Content starts
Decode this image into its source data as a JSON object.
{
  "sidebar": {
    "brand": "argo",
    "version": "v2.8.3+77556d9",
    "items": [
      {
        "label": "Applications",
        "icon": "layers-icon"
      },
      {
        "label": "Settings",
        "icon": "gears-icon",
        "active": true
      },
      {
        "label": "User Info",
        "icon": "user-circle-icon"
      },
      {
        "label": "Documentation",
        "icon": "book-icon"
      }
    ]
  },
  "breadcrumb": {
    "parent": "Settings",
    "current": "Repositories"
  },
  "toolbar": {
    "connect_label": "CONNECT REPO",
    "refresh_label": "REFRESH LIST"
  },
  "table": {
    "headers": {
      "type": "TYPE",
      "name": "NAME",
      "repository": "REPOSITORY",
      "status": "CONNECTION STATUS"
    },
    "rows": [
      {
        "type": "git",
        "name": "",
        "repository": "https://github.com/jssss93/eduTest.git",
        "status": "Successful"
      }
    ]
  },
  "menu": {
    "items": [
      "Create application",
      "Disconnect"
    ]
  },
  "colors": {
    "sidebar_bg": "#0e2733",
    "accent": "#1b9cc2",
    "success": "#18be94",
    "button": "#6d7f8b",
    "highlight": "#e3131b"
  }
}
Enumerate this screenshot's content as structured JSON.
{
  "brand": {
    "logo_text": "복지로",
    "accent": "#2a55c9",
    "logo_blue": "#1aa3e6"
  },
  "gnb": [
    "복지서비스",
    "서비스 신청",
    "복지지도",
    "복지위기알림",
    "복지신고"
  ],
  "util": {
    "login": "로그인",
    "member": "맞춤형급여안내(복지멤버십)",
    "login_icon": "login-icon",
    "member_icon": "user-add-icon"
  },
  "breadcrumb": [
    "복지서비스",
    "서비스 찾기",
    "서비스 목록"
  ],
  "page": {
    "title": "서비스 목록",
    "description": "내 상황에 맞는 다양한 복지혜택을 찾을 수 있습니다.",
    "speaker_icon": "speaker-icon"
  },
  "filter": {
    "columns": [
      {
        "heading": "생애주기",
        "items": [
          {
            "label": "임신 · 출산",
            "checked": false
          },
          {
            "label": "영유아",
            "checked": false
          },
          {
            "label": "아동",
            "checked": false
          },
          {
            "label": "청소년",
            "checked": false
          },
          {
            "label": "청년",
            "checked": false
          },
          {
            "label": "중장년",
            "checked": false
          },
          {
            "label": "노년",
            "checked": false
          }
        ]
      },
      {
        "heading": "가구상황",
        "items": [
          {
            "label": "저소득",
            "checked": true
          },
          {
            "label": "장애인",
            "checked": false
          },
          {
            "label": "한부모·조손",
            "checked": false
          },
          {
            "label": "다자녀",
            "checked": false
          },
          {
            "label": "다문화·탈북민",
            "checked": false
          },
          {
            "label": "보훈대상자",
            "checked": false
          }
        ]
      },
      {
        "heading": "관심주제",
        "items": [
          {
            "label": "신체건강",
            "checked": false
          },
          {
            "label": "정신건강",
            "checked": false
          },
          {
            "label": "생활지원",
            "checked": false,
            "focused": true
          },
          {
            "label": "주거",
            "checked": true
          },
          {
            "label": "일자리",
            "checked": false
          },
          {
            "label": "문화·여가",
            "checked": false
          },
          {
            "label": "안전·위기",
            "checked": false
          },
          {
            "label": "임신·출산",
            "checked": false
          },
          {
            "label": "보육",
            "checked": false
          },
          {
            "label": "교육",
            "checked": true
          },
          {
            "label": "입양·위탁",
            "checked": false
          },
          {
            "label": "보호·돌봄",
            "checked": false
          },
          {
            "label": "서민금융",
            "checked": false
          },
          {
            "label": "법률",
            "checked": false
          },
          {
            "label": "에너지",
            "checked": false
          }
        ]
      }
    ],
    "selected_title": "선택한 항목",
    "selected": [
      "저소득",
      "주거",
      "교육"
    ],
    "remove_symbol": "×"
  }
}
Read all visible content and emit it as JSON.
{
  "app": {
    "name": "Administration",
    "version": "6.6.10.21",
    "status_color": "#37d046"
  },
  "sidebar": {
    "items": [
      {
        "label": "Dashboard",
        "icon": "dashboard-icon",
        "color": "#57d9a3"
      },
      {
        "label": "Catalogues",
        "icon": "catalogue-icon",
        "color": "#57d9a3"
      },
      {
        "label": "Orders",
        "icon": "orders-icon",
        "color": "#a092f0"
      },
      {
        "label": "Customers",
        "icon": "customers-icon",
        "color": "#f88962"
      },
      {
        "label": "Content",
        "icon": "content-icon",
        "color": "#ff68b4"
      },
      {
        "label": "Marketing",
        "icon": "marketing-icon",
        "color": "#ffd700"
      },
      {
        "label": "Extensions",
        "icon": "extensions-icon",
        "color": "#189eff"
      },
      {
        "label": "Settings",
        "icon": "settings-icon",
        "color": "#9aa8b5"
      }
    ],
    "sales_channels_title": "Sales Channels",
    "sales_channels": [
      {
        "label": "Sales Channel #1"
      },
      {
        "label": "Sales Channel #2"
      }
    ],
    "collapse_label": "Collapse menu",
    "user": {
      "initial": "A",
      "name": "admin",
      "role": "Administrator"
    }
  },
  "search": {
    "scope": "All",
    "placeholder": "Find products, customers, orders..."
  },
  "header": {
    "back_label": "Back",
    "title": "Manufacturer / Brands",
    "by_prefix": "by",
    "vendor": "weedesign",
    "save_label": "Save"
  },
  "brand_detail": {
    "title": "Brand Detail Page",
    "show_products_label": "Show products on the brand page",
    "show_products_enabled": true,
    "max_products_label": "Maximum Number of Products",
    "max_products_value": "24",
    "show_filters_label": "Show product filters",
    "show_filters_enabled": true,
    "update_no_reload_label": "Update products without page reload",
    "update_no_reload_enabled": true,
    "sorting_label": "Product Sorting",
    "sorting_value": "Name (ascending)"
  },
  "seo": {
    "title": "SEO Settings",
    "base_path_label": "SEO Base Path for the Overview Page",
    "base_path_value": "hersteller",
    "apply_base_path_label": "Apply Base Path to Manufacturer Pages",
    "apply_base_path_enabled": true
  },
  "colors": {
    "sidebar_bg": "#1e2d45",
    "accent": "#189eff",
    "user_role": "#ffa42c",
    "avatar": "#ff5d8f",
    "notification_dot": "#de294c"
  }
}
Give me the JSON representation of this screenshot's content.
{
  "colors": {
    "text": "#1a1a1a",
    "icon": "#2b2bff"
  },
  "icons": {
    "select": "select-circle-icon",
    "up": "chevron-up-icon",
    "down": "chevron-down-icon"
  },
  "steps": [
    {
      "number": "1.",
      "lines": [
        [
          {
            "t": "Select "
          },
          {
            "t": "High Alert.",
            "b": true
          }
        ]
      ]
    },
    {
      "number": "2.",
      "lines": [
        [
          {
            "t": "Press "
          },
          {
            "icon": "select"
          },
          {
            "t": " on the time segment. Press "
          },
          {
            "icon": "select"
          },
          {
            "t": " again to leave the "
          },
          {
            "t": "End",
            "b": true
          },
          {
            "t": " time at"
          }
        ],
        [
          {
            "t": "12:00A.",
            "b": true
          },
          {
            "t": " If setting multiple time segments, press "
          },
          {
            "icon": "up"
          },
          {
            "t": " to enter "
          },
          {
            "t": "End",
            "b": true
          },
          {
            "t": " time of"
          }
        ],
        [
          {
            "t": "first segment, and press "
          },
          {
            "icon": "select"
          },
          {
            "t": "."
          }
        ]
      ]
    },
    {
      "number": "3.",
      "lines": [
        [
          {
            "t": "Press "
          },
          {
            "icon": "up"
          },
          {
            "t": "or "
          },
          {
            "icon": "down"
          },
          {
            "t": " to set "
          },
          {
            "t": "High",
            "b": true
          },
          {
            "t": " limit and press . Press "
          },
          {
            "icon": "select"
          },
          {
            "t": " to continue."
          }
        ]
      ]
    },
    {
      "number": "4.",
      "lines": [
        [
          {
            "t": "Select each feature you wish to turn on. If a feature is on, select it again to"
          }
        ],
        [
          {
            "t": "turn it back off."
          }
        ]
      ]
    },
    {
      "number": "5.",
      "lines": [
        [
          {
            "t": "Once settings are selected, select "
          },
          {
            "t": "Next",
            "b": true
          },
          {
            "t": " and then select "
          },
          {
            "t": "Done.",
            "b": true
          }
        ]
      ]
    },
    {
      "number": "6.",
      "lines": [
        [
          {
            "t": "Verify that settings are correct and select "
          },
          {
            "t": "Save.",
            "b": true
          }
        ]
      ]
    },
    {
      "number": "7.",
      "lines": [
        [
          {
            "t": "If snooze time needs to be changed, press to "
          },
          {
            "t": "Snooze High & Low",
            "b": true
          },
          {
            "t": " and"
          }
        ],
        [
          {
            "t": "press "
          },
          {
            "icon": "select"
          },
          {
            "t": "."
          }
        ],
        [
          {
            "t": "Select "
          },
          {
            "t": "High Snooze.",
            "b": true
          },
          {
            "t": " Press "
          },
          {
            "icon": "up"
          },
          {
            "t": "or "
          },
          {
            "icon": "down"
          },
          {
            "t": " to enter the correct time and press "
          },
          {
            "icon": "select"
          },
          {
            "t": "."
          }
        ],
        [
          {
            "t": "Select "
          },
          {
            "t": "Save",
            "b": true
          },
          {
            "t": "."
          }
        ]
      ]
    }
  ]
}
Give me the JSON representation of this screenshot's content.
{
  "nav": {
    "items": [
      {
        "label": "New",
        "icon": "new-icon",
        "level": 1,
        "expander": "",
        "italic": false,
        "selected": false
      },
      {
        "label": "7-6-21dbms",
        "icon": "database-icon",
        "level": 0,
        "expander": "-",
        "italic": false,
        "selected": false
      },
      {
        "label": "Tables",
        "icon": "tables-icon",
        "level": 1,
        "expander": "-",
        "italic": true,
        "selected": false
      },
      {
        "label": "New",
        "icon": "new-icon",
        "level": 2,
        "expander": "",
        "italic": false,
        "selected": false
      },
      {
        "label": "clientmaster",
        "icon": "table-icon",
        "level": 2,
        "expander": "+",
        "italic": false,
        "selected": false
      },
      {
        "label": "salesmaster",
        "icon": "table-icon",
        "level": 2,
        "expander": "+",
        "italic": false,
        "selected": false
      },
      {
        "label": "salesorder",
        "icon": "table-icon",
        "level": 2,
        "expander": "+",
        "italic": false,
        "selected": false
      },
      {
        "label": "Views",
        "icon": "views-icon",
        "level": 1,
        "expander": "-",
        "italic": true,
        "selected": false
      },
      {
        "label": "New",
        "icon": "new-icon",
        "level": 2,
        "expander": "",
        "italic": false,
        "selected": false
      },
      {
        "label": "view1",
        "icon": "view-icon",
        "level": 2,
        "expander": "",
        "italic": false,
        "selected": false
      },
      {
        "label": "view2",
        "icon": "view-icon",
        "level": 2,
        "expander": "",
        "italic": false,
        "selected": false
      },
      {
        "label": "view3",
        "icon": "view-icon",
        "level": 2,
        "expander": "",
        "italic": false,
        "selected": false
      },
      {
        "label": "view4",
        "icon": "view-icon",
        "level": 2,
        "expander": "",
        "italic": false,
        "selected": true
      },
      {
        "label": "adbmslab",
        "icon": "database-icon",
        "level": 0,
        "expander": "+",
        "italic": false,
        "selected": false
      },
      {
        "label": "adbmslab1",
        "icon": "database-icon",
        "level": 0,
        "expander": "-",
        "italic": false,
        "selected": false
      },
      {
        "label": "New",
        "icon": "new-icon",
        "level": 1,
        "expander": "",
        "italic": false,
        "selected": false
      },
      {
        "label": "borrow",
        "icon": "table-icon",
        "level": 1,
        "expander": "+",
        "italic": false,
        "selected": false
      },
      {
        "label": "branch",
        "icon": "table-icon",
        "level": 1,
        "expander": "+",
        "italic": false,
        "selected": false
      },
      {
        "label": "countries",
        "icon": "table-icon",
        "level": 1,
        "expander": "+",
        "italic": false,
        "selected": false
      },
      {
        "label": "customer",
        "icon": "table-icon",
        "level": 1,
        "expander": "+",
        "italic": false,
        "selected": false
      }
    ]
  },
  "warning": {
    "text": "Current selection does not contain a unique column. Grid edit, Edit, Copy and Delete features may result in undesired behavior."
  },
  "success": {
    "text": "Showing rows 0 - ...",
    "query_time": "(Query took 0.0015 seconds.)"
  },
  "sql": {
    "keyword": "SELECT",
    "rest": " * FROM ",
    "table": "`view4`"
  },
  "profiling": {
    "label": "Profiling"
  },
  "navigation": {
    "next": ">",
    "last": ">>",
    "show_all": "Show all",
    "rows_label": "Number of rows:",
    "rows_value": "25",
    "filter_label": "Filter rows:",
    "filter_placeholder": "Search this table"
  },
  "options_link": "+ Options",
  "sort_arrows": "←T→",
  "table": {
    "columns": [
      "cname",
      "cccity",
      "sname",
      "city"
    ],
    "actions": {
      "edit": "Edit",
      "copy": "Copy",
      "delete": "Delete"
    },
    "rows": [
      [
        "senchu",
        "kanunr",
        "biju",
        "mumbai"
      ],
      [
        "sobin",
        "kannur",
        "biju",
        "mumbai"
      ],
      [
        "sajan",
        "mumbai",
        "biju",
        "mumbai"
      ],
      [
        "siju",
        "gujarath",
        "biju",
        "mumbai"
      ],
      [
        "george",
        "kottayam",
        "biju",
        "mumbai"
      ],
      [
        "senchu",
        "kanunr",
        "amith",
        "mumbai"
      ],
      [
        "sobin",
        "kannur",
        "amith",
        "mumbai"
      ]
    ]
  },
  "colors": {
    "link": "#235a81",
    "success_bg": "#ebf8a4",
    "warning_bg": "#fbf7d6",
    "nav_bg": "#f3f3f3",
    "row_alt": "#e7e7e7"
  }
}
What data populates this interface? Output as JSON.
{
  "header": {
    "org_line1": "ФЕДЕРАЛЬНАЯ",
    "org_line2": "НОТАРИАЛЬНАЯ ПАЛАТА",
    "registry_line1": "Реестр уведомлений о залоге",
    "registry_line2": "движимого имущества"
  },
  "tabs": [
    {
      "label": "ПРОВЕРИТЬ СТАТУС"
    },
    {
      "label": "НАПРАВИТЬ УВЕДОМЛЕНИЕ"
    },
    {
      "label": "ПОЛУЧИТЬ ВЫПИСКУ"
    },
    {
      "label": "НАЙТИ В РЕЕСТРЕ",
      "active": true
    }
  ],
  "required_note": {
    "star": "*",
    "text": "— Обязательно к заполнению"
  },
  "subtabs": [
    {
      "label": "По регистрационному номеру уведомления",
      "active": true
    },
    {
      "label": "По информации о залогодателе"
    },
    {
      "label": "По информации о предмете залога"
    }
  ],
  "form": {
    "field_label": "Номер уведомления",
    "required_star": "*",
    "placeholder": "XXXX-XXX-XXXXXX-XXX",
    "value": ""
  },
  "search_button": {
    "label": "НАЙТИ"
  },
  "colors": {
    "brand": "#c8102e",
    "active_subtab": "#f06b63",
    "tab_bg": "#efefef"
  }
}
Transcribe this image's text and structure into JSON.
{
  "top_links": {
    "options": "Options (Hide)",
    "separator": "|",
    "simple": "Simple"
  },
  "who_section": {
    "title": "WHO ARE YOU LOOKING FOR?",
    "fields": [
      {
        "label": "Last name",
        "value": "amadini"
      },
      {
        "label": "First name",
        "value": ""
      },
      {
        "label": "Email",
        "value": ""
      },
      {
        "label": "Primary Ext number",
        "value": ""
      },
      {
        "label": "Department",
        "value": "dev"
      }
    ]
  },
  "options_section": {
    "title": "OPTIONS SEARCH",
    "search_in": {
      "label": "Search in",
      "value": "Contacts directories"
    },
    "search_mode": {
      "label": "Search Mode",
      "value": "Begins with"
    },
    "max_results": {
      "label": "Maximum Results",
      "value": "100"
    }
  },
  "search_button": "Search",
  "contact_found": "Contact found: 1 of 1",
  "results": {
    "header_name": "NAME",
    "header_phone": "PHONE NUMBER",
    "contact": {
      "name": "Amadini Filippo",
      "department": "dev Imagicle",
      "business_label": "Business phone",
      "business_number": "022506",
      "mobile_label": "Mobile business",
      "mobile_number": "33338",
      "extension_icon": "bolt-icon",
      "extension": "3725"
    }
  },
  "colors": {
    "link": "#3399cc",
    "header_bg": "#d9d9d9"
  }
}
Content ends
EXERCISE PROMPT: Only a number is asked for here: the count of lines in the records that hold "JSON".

ANSWER BOX: 7